When the U.S Army adopted the U.S. Rifle, Cal..30, M1, they were faced with a dilemma. A short-term dilemma, to be sure, but a dilemma, nonetheless. The requirement placed on John Garand to incorporate an en-block clip into his rifle design, rather than the detachable box magazine Garand had adapted hitherto, created the need for ammunition loaded into said clips.
The previous standard Service rifle, the Model of 1903 “Springfield” bolt action rifle, was loaded via five-round stripper clips of Mauser design. The millions and billions of Cal..30, Model of 1906 (.30-’06) that Chief of Staff MacArthur had cited in his rejection of Pederson’s .276 cartridge were loaded on said clips, when not loaded into cloth belts for Browning machine guns. Neither would work in a Garand.

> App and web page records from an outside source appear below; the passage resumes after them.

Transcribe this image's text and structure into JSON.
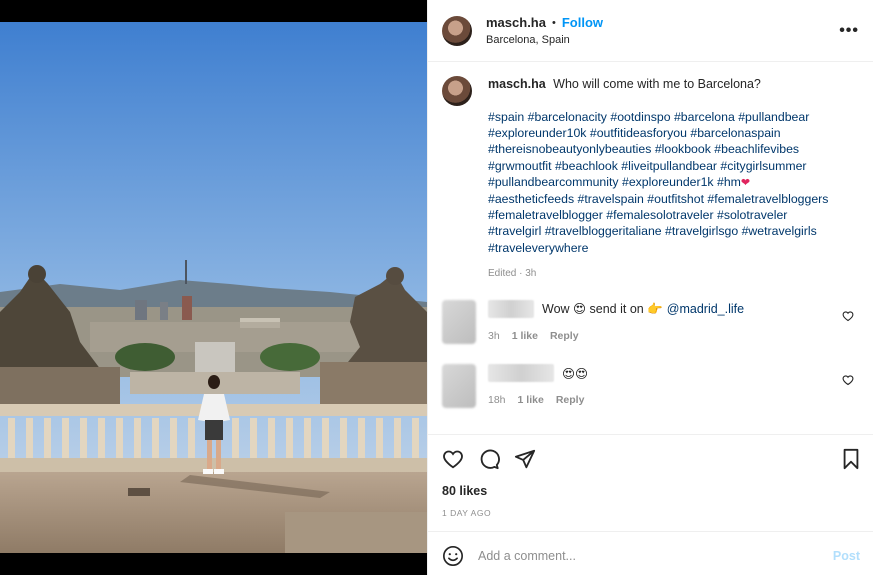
{
  "post": {
    "username": "masch.ha",
    "follow_label": "Follow",
    "separator": "•",
    "location": "Barcelona, Spain",
    "more_label": "•••"
  },
  "caption": {
    "username": "masch.ha",
    "text": "Who will come with me to Barcelona?",
    "hashtag_lines": [
      "#spain #barcelonacity #ootdinspo #barcelona #pullandbear",
      "#exploreunder10k #outfitideasforyou #barcelonaspain",
      "#thereisnobeautyonlybeauties #lookbook #beachlifevibes",
      "#grwmoutfit #beachlook #liveitpullandbear #citygirlsummer",
      "#pullandbearcommunity #exploreunder1k #hm",
      "#aestheticfeeds #travelspain #outfitshot #femaletravelbloggers",
      "#femaletravelblogger #femalesolotraveler #solotraveler",
      "#travelgirl #travelbloggeritaliane #travelgirlsgo #wetravelgirls",
      "#traveleverywhere"
    ],
    "heart_emoji": "❤",
    "edited": "Edited · 3h"
  },
  "comments": [
    {
      "text": "Wow 😍 send it on 👉",
      "mention": "@madrid_.life",
      "time": "3h",
      "likes": "1 like",
      "reply": "Reply"
    },
    {
      "text": "😍😍",
      "mention": "",
      "time": "18h",
      "likes": "1 like",
      "reply": "Reply"
    }
  ],
  "stats": {
    "likes": "80 likes",
    "date": "1 DAY AGO"
  },
  "add_comment": {
    "placeholder": "Add a comment...",
    "post_label": "Post"
  },
  "colors": {
    "accent": "#0095f6",
    "link": "#00376b",
    "muted": "#8e8e8e",
    "post_disabled": "#b2dffc"
  },
  "icons": {
    "like": "heart-outline-icon",
    "comment": "speech-bubble-icon",
    "share": "paper-plane-icon",
    "save": "bookmark-icon",
    "emoji": "smiley-icon",
    "more": "ellipsis-icon"
  }
}
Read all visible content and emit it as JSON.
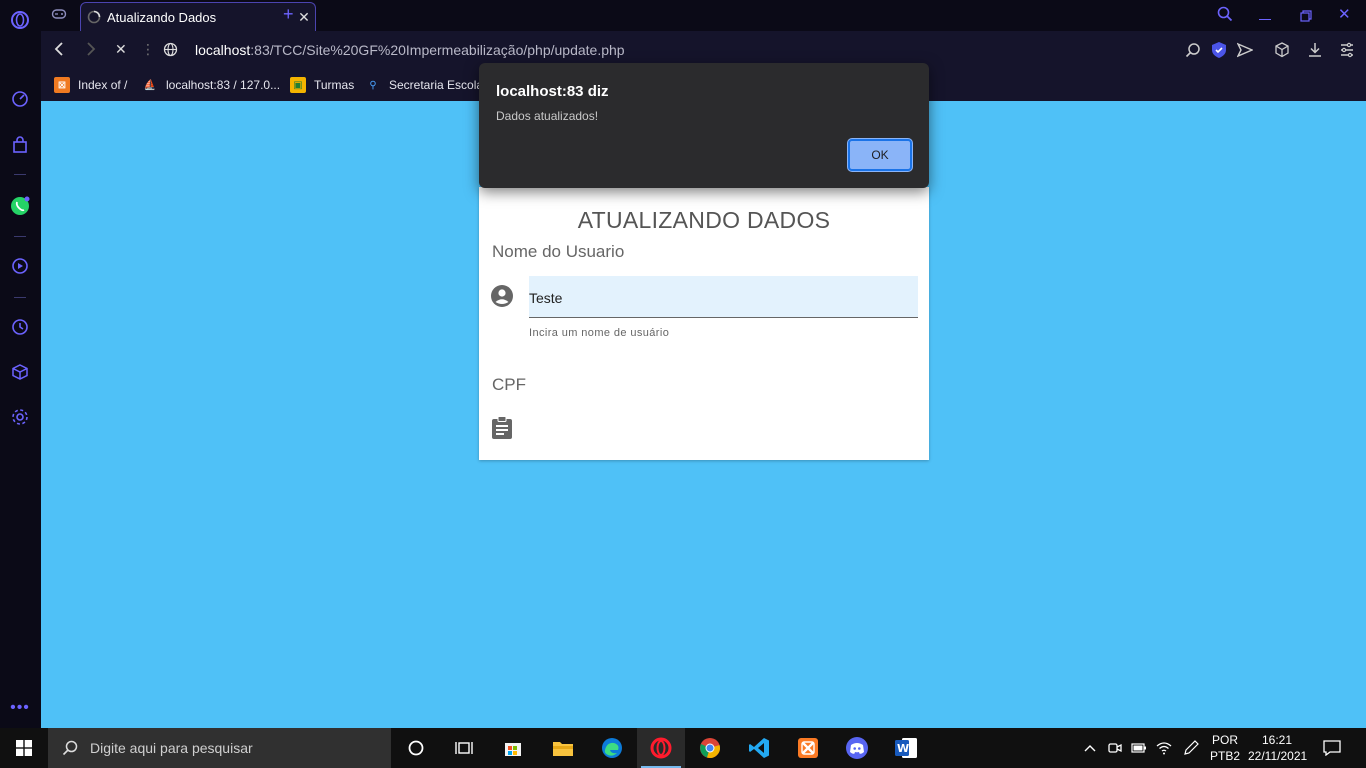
{
  "browser": {
    "tab_title": "Atualizando Dados",
    "url_host": "localhost",
    "url_rest": ":83/TCC/Site%20GF%20Impermeabilização/php/update.php"
  },
  "bookmarks": [
    {
      "label": "Index of /",
      "icon": "xampp-icon"
    },
    {
      "label": "localhost:83 / 127.0...",
      "icon": "phpmyadmin-icon"
    },
    {
      "label": "Turmas",
      "icon": "classroom-icon"
    },
    {
      "label": "Secretaria Escolar",
      "icon": "school-icon"
    }
  ],
  "form": {
    "title": "ATUALIZANDO DADOS",
    "name_label": "Nome do Usuario",
    "name_value": "Teste",
    "name_hint": "Incira um nome de usuário",
    "cpf_label": "CPF"
  },
  "alert": {
    "title": "localhost:83 diz",
    "message": "Dados atualizados!",
    "ok_label": "OK"
  },
  "taskbar": {
    "search_placeholder": "Digite aqui para pesquisar",
    "lang_top": "POR",
    "lang_bottom": "PTB2",
    "time": "16:21",
    "date": "22/11/2021"
  },
  "colors": {
    "page_bg": "#4fc1f7",
    "browser_bg": "#15142b",
    "accent": "#4b44b0",
    "ok_button": "#8ab4f8"
  }
}
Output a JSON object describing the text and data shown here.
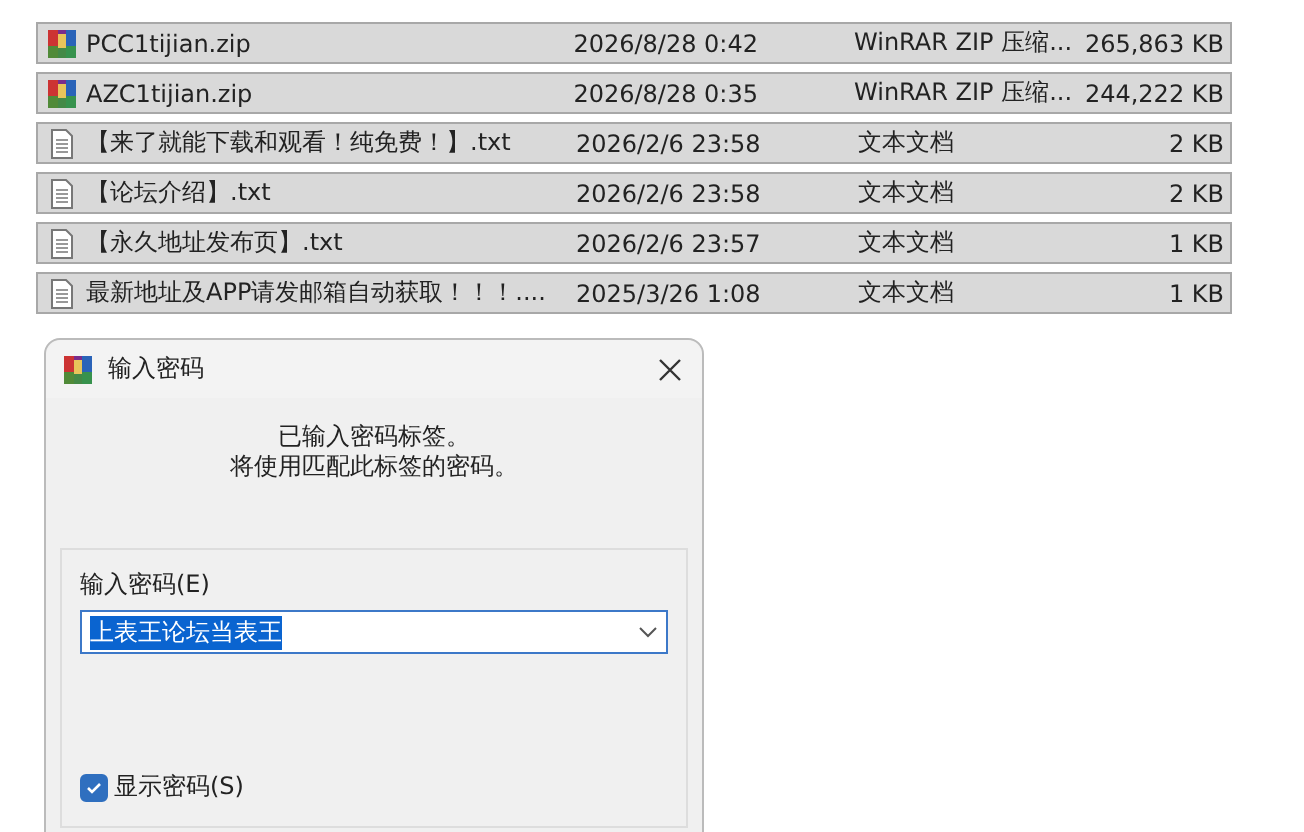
{
  "files": [
    {
      "name": "PCC1tijian.zip",
      "date": "2026/8/28 0:42",
      "type": "WinRAR ZIP 压缩...",
      "size": "265,863 KB",
      "kind": "archive",
      "selected": true
    },
    {
      "name": "AZC1tijian.zip",
      "date": "2026/8/28 0:35",
      "type": "WinRAR ZIP 压缩...",
      "size": "244,222 KB",
      "kind": "archive",
      "selected": true
    },
    {
      "name": "【来了就能下载和观看！纯免费！】.txt",
      "date": "2026/2/6 23:58",
      "type": "文本文档",
      "size": "2 KB",
      "kind": "text",
      "selected": true
    },
    {
      "name": "【论坛介绍】.txt",
      "date": "2026/2/6 23:58",
      "type": "文本文档",
      "size": "2 KB",
      "kind": "text",
      "selected": true
    },
    {
      "name": "【永久地址发布页】.txt",
      "date": "2026/2/6 23:57",
      "type": "文本文档",
      "size": "1 KB",
      "kind": "text",
      "selected": true
    },
    {
      "name": "最新地址及APP请发邮箱自动获取！！！....",
      "date": "2025/3/26 1:08",
      "type": "文本文档",
      "size": "1 KB",
      "kind": "text",
      "selected": true
    }
  ],
  "dialog": {
    "title": "输入密码",
    "message": [
      "已输入密码标签。",
      "将使用匹配此标签的密码。"
    ],
    "password_label": "输入密码(E)",
    "password_value": "上表王论坛当表王",
    "show_password": {
      "label": "显示密码(S)",
      "checked": true
    }
  }
}
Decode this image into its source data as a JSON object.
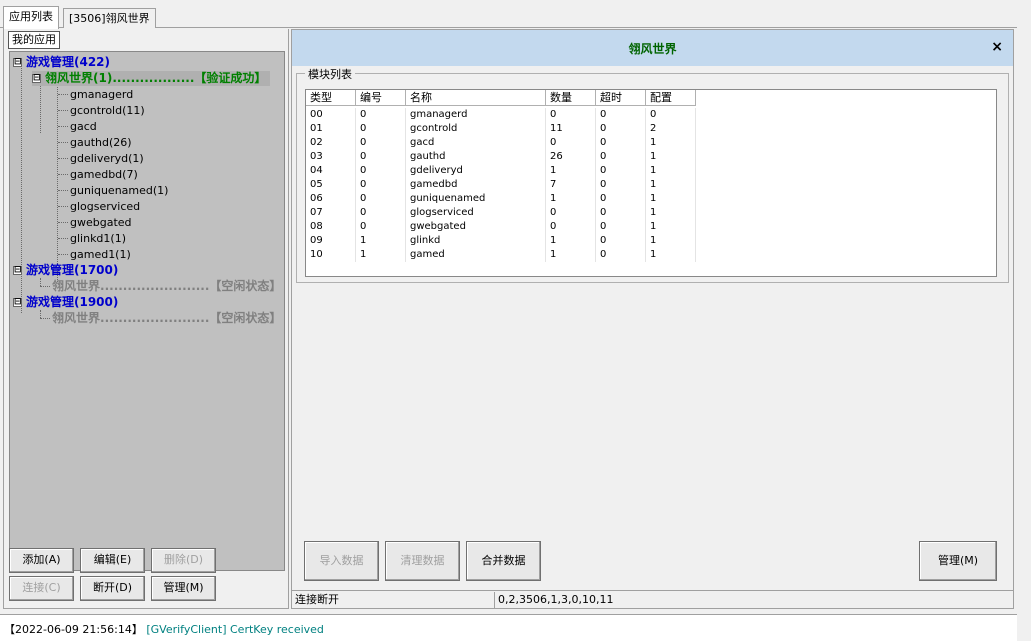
{
  "top_tabs": [
    "应用列表",
    "[3506]翎风世界"
  ],
  "left": {
    "subtab": "我的应用",
    "tree": {
      "group1": {
        "label": "游戏管理(422)",
        "expander": "⊟"
      },
      "game1": {
        "name": "翎风世界(1)",
        "dots": "..................",
        "status": "【验证成功】"
      },
      "modules": [
        "gmanagerd",
        "gcontrold(11)",
        "gacd",
        "gauthd(26)",
        "gdeliveryd(1)",
        "gamedbd(7)",
        "guniquenamed(1)",
        "glogserviced",
        "gwebgated",
        "glinkd1(1)",
        "gamed1(1)"
      ],
      "group2": {
        "label": "游戏管理(1700)",
        "expander": "⊟"
      },
      "game2": {
        "name": "翎风世界",
        "dots": "........................",
        "status": "【空闲状态】"
      },
      "group3": {
        "label": "游戏管理(1900)",
        "expander": "⊟"
      },
      "game3": {
        "name": "翎风世界",
        "dots": "........................",
        "status": "【空闲状态】"
      }
    },
    "buttons": {
      "add": "添加(A)",
      "edit": "编辑(E)",
      "delete": "删除(D)",
      "connect": "连接(C)",
      "disconnect": "断开(D)",
      "manage": "管理(M)"
    }
  },
  "right": {
    "title": "翎风世界",
    "close": "×",
    "groupbox_label": "模块列表",
    "columns": [
      "类型",
      "编号",
      "名称",
      "数量",
      "超时",
      "配置"
    ],
    "rows": [
      [
        "00",
        "0",
        "gmanagerd",
        "0",
        "0",
        "0"
      ],
      [
        "01",
        "0",
        "gcontrold",
        "11",
        "0",
        "2"
      ],
      [
        "02",
        "0",
        "gacd",
        "0",
        "0",
        "1"
      ],
      [
        "03",
        "0",
        "gauthd",
        "26",
        "0",
        "1"
      ],
      [
        "04",
        "0",
        "gdeliveryd",
        "1",
        "0",
        "1"
      ],
      [
        "05",
        "0",
        "gamedbd",
        "7",
        "0",
        "1"
      ],
      [
        "06",
        "0",
        "guniquenamed",
        "1",
        "0",
        "1"
      ],
      [
        "07",
        "0",
        "glogserviced",
        "0",
        "0",
        "1"
      ],
      [
        "08",
        "0",
        "gwebgated",
        "0",
        "0",
        "1"
      ],
      [
        "09",
        "1",
        "glinkd",
        "1",
        "0",
        "1"
      ],
      [
        "10",
        "1",
        "gamed",
        "1",
        "0",
        "1"
      ]
    ],
    "buttons": {
      "import": "导入数据",
      "clear": "清理数据",
      "merge": "合并数据",
      "manage": "管理(M)"
    },
    "status": {
      "connection": "连接断开",
      "info": "0,2,3506,1,3,0,10,11"
    }
  },
  "log": {
    "timestamp": "【2022-06-09 21:56:14】",
    "source": "[GVerifyClient]",
    "message": "CertKey received"
  }
}
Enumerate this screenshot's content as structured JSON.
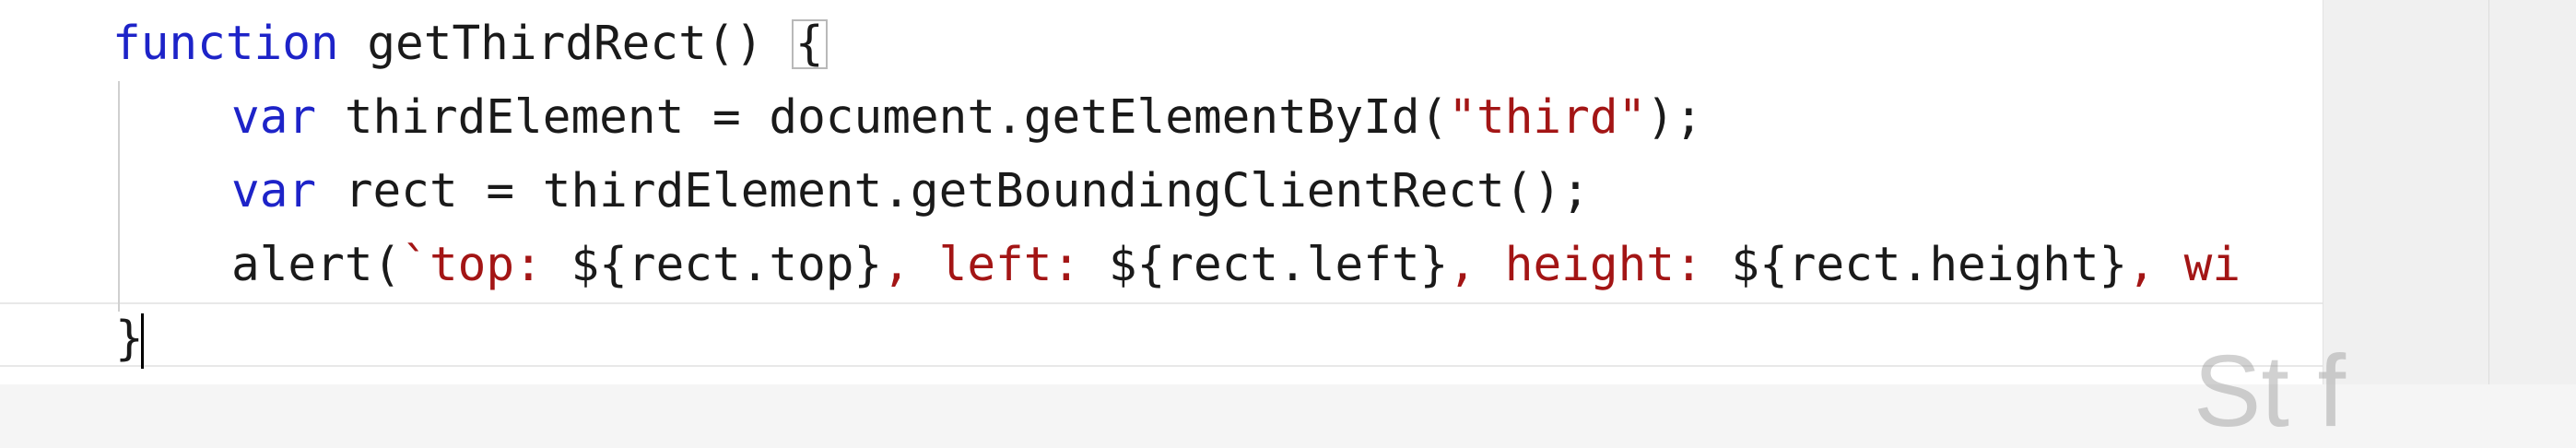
{
  "editor": {
    "lines": [
      {
        "keyword": "function",
        "rest": " getThirdRect() ",
        "brace": "{"
      },
      {
        "keyword": "var",
        "rest_before": " thirdElement = document.getElementById(",
        "string": "\"third\"",
        "rest_after": ");"
      },
      {
        "keyword": "var",
        "rest": " rect = thirdElement.getBoundingClientRect();"
      },
      {
        "start": "alert(",
        "t1": "`top: ",
        "e1": "${rect.top}",
        "t2": ", left: ",
        "e2": "${rect.left}",
        "t3": ", height: ",
        "e3": "${rect.height}",
        "t4": ", wi"
      },
      {
        "brace": "}"
      }
    ]
  },
  "watermark": {
    "text": "St  f"
  },
  "colors": {
    "keyword": "#1d23c8",
    "string": "#a31515",
    "text": "#1a1a1a",
    "background": "#ffffff"
  }
}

Until ammunition suppliers began loading ammunition in en-bloc clips, the Garand was a very elaborate single-shot rifle. But keep in mind that Garand designed the M1 Rifle and designed the tooling and processes to manufacture the rifle efficiently, so it’s not surprising that he anticipated that loaded en bloc clips would be in short supply for some time after the rifle was officially adopted.
So, Garand designed a solution: the clip loader. The clip loader accepted cartridges on ’03 stripper clips, then quickly and efficiently allowed its user to strip the cartridges from the Springfield clips into Garand en-bloc clips. These clip loaders were used during the initial period of field evaluations and issue, until en-bloc-clip-loaded ammo was available
The clip loader shown here is of pre-WWII manufacture. How do we know this? The drawing number cast in the base is in C-prefix prewar format. It is lacking its stripper clip guide. However, the loader remains useful because .30-’06 ammo doesn’t come on stripper clips anymore anyway. It’s particularly handy when loading 7.62x51mm for my NATO-chambered Garands.